Adjusting your ration and feeding strategies can also help mitigate heat stress. Cows spend more energy on non-productive body functions like panting. Maintenance requirements are increased due to higher temperatures by 7-25%. The increased maintenance demand coupled with lower dry matter intake accounts for the substantially less milk production with heat stressed cows. Feeding high quality forages can help reduce heat produced during fermentation and will also help increase dry matter intake. Adding a fat supplement of mostly saturated free fatty acids will increase the energy density of the diet if high quality forages isn’t an option. Feeding cows earlier or later in the day when it is cooler can also give cows more time to ingest fresh feed before the increased THI will cause a cessation in appetite. Feeding multiple times per day can also help to stimulate intakes and keep feed fresh.

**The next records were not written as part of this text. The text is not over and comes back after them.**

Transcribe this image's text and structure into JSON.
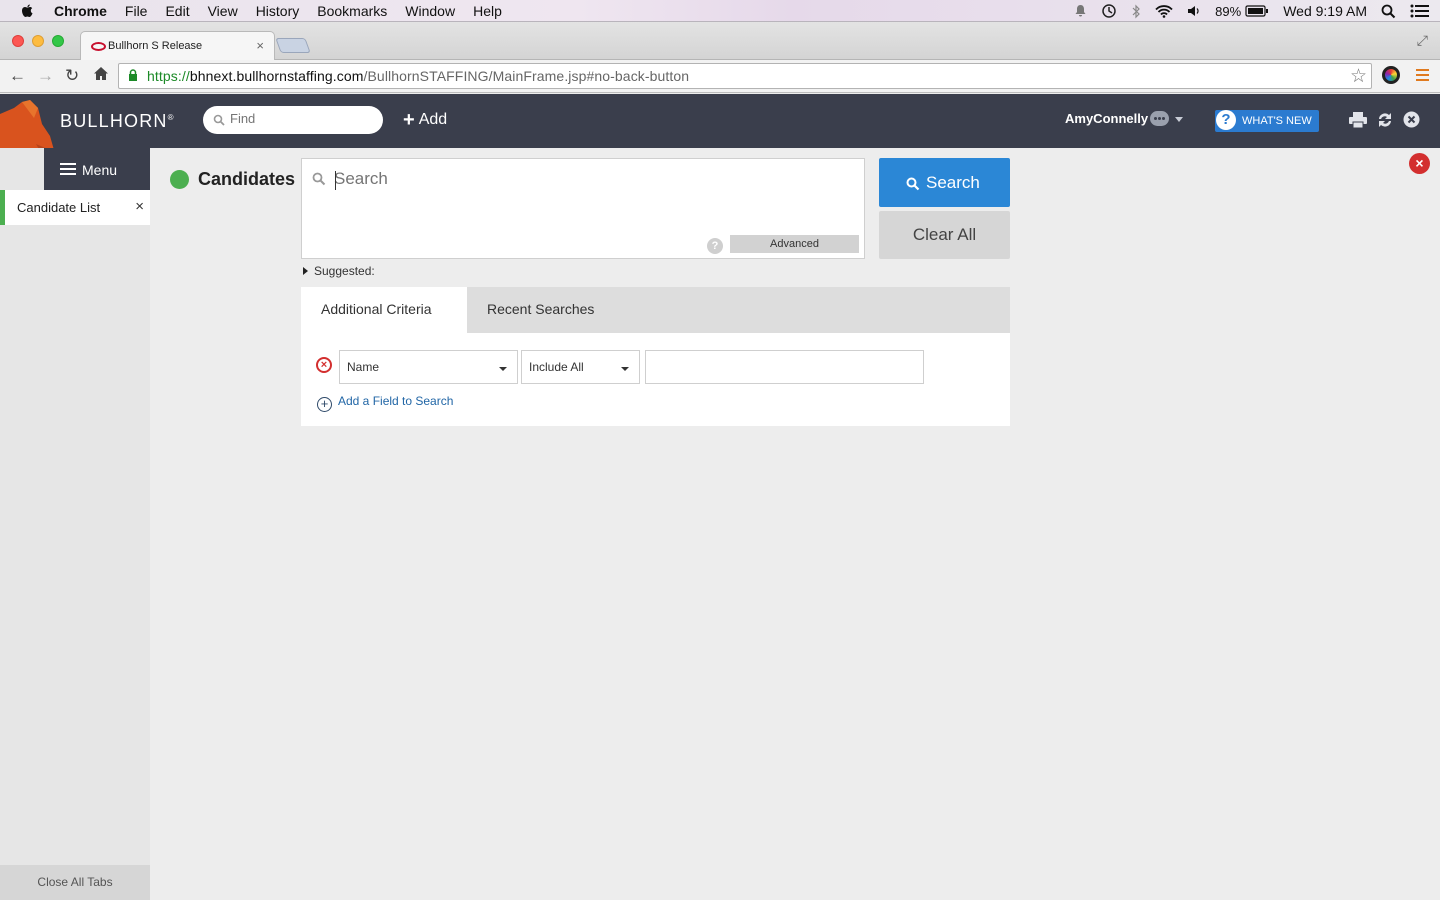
{
  "macos_menubar": {
    "app": "Chrome",
    "items": [
      "File",
      "Edit",
      "View",
      "History",
      "Bookmarks",
      "Window",
      "Help"
    ],
    "battery": "89%",
    "clock": "Wed 9:19 AM"
  },
  "browser": {
    "tab_title": "Bullhorn S Release",
    "url_scheme": "https://",
    "url_host": "bhnext.bullhornstaffing.com",
    "url_path": "/BullhornSTAFFING/MainFrame.jsp#no-back-button"
  },
  "header": {
    "brand": "BULLHORN",
    "brand_mark": "®",
    "find_placeholder": "Find",
    "add_label": "Add",
    "user_name": "AmyConnelly",
    "whats_new_label": "WHAT'S NEW"
  },
  "sidebar": {
    "menu_label": "Menu",
    "open_tab_label": "Candidate List",
    "close_all_label": "Close All Tabs"
  },
  "main": {
    "entity_title": "Candidates",
    "status_color": "#4caf50",
    "search_placeholder": "Search",
    "help_label": "?",
    "advanced_label": "Advanced",
    "search_button": "Search",
    "clear_button": "Clear All",
    "suggested_label": "Suggested:",
    "tabs": [
      {
        "label": "Additional Criteria",
        "active": true
      },
      {
        "label": "Recent Searches",
        "active": false
      }
    ],
    "criteria": {
      "field_value": "Name",
      "operator_value": "Include All",
      "value": ""
    },
    "add_field_label": "Add a Field to Search"
  },
  "colors": {
    "header_bg": "#3a3e4c",
    "accent_blue": "#2b87d6",
    "close_red": "#d32f2f"
  }
}
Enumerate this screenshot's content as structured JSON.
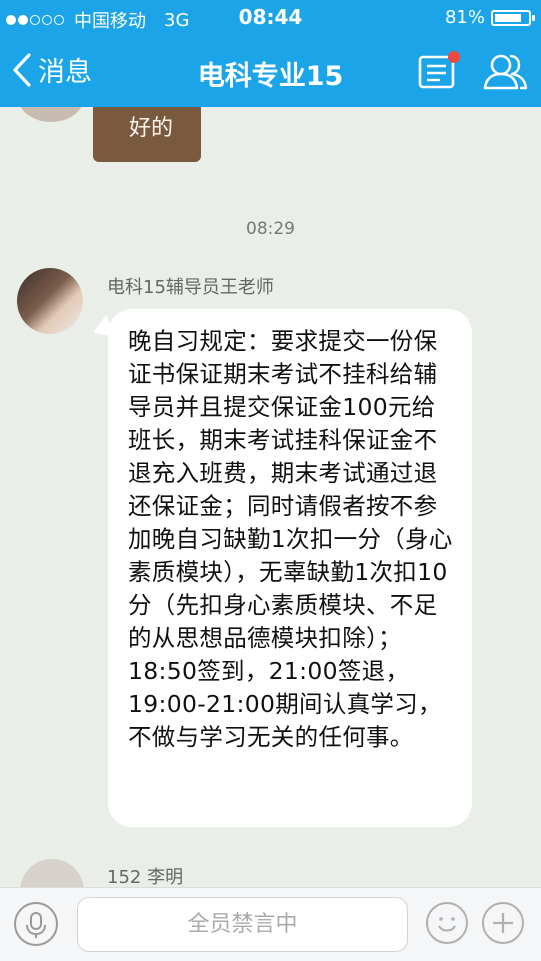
{
  "status_bar": {
    "carrier": "中国移动",
    "network": "3G",
    "time": "08:44",
    "battery": "81%",
    "battery_level": 0.81
  },
  "nav": {
    "back_label": "消息",
    "title": "电科专业15"
  },
  "chat": {
    "sticker_text": "好的",
    "time_separator": "08:29",
    "messages": [
      {
        "sender": "电科15辅导员王老师",
        "text": "晚自习规定：要求提交一份保证书保证期末考试不挂科给辅导员并且提交保证金100元给班长，期末考试挂科保证金不退充入班费，期末考试通过退还保证金；同时请假者按不参加晚自习缺勤1次扣一分（身心素质模块），无辜缺勤1次扣10分（先扣身心素质模块、不足的从思想品德模块扣除）；18:50签到，21:00签退，19:00-21:00期间认真学习，不做与学习无关的任何事。"
      },
      {
        "sender": "152 李明"
      }
    ]
  },
  "input": {
    "placeholder": "全员禁言中"
  },
  "colors": {
    "accent": "#1ba5e8",
    "chat_background": "#e9efe8",
    "notification_dot": "#f0483e"
  }
}
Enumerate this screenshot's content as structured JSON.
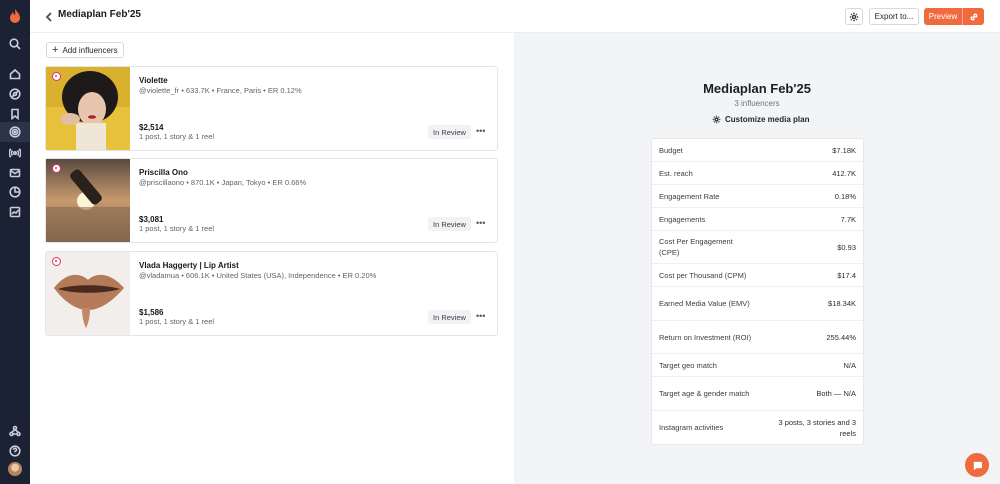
{
  "header": {
    "title": "Mediaplan Feb'25",
    "export_label": "Export to...",
    "preview_label": "Preview"
  },
  "sidebar": {
    "icons": [
      "home-icon",
      "compass-icon",
      "bookmark-icon",
      "target-icon",
      "broadcast-icon",
      "mail-icon",
      "pie-chart-icon",
      "trend-icon",
      "network-icon",
      "help-icon"
    ]
  },
  "left": {
    "add_label": "Add influencers",
    "influencers": [
      {
        "name": "Violette",
        "meta": "@violette_fr • 633.7K • France, Paris • ER 0.12%",
        "price": "$2,514",
        "deliverables": "1 post, 1 story & 1 reel",
        "status": "In Review"
      },
      {
        "name": "Priscilla Ono",
        "meta": "@priscillaono • 870.1K • Japan, Tokyo • ER 0.66%",
        "price": "$3,081",
        "deliverables": "1 post, 1 story & 1 reel",
        "status": "In Review"
      },
      {
        "name": "Vlada Haggerty | Lip Artist",
        "meta": "@vladamua • 606.1K • United States (USA), Independence • ER 0.20%",
        "price": "$1,586",
        "deliverables": "1 post, 1 story & 1 reel",
        "status": "In Review"
      }
    ]
  },
  "right": {
    "title": "Mediaplan Feb'25",
    "subtitle": "3 influencers",
    "customize_label": "Customize media plan",
    "metrics": [
      {
        "label": "Budget",
        "value": "$7.18K"
      },
      {
        "label": "Est. reach",
        "value": "412.7K"
      },
      {
        "label": "Engagement Rate",
        "value": "0.18%"
      },
      {
        "label": "Engagements",
        "value": "7.7K"
      },
      {
        "label": "Cost Per Engagement (CPE)",
        "value": "$0.93"
      },
      {
        "label": "Cost per Thousand (CPM)",
        "value": "$17.4"
      },
      {
        "label": "Earned Media Value (EMV)",
        "value": "$18.34K"
      },
      {
        "label": "Return on Investment (ROI)",
        "value": "255.44%"
      },
      {
        "label": "Target geo match",
        "value": "N/A"
      },
      {
        "label": "Target age & gender match",
        "value": "Both — N/A"
      },
      {
        "label": "Instagram activities",
        "value": "3 posts, 3 stories and 3 reels"
      }
    ]
  },
  "colors": {
    "accent": "#f06a3f",
    "sidebar": "#1b2233",
    "panel": "#f3f4f6"
  }
}
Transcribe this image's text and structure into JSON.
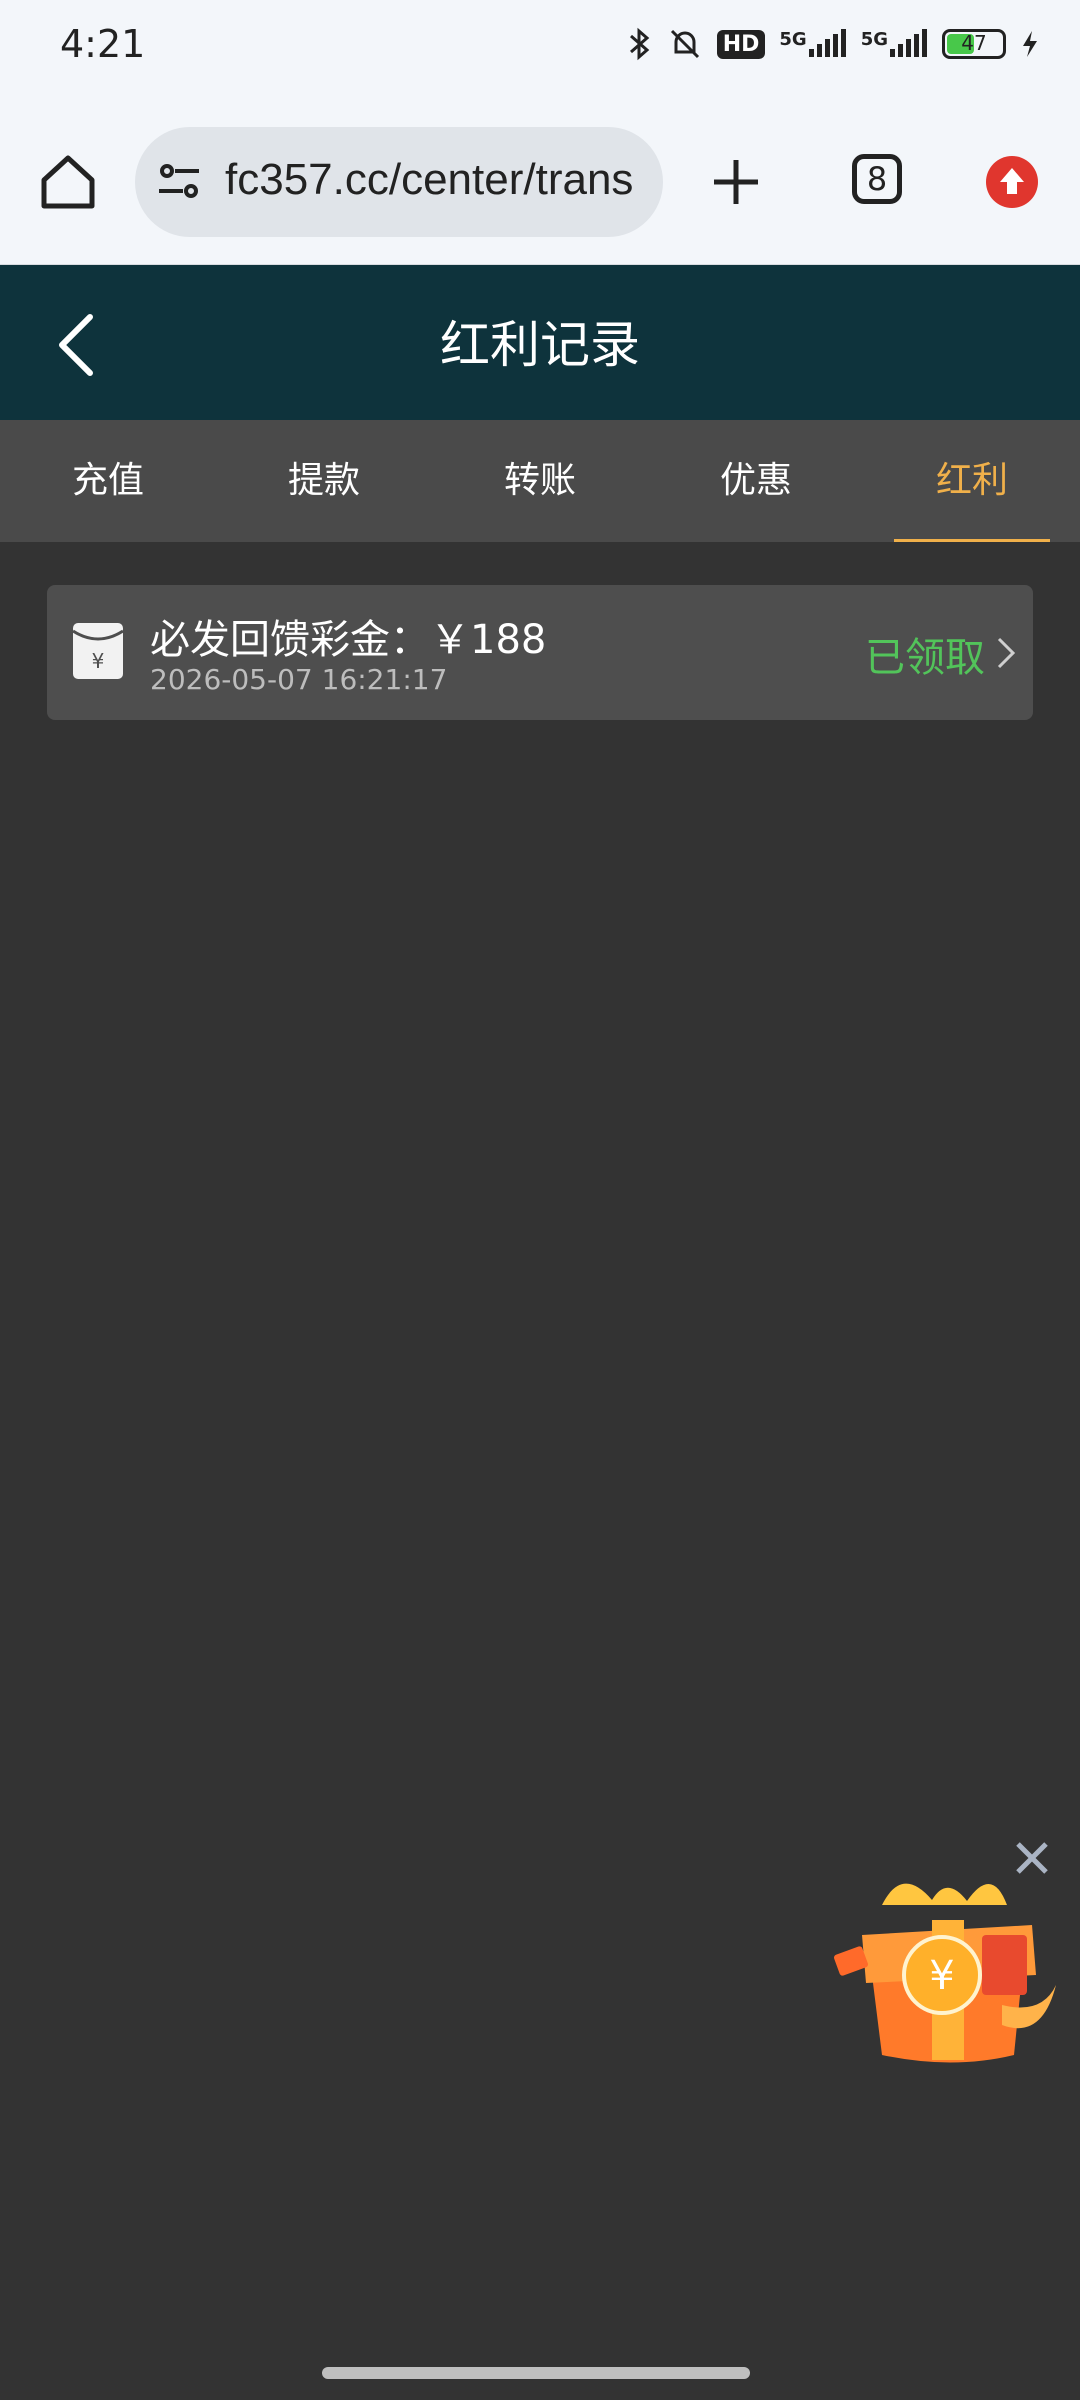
{
  "status_bar": {
    "time": "4:21",
    "hd_label": "HD",
    "network_1": "5G",
    "network_2": "5G",
    "battery_level": "47"
  },
  "browser": {
    "url": "fc357.cc/center/trans",
    "tab_count": "8"
  },
  "header": {
    "title": "红利记录"
  },
  "tabs": [
    {
      "label": "充值"
    },
    {
      "label": "提款"
    },
    {
      "label": "转账"
    },
    {
      "label": "优惠"
    },
    {
      "label": "红利"
    }
  ],
  "active_tab": 4,
  "records": [
    {
      "title": "必发回馈彩金：￥188",
      "time": "2026-05-07 16:21:17",
      "status": "已领取"
    }
  ],
  "colors": {
    "header_bg": "#0e333c",
    "active_tab": "#f0b04a",
    "status_claimed": "#52c45a"
  }
}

In conclusion, dairy cows can get real hot, real fast. Cows are happiest at a THI of under 68 and there are several management strategies that can be used to keep her body in a thermal neutral zone that follow the 4 modes of energy transfer. Shade, water, and air movement can all help remove heat from the cow to keep her cool. There are also ration and feeding adjustments that can allow the feed to work for your cows instead of against them during the hot summer months. Take these considerations and recommendations into account to improve your herds performance in the coming hot weeks.
To learn more contact your Northside Dairy Specialist.